Directions :: Count how many lines below include the string "temperature", and give that number without anything else.

Data for analysis ::
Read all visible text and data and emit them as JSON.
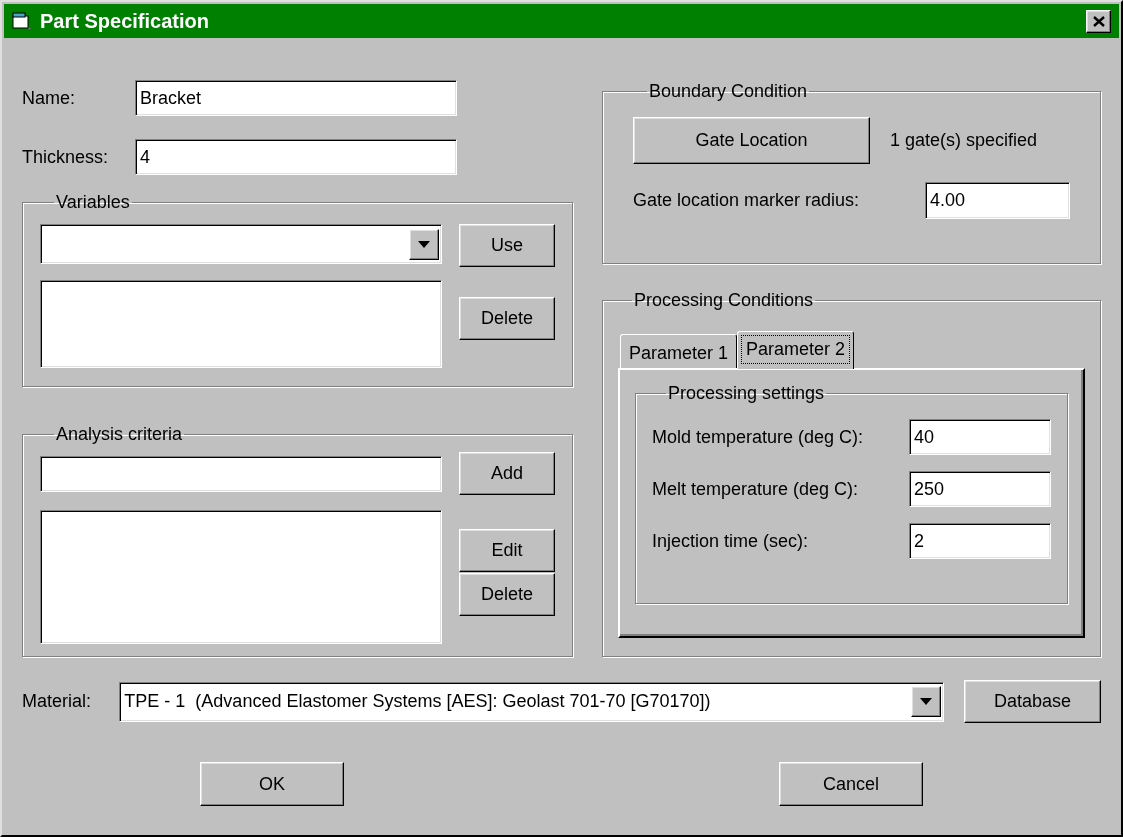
{
  "window": {
    "title": "Part Specification"
  },
  "name": {
    "label": "Name:",
    "value": "Bracket"
  },
  "thickness": {
    "label": "Thickness:",
    "value": "4"
  },
  "variables": {
    "title": "Variables",
    "buttons": [
      "Use",
      "Delete"
    ]
  },
  "analysis_criteria": {
    "title": "Analysis criteria",
    "buttons": [
      "Add",
      "Edit",
      "Delete"
    ]
  },
  "boundary_condition": {
    "title": "Boundary Condition",
    "gate_button": "Gate Location",
    "gate_status": "1 gate(s) specified",
    "radius_label": "Gate location marker radius:",
    "radius_value": "4.00"
  },
  "processing_conditions": {
    "title": "Processing Conditions",
    "tabs": [
      {
        "label": "Parameter 1",
        "selected": false
      },
      {
        "label": "Parameter 2",
        "selected": true
      }
    ],
    "group_title": "Processing settings",
    "fields": [
      {
        "label": "Mold temperature (deg C):",
        "value": "40"
      },
      {
        "label": "Melt temperature (deg C):",
        "value": "250"
      },
      {
        "label": "Injection time (sec):",
        "value": "2"
      }
    ]
  },
  "material": {
    "label": "Material:",
    "value": "TPE - 1  (Advanced Elastomer Systems [AES]: Geolast 701-70 [G70170])",
    "button": "Database"
  },
  "dialog_buttons": [
    "OK",
    "Cancel"
  ]
}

Answer section :: 2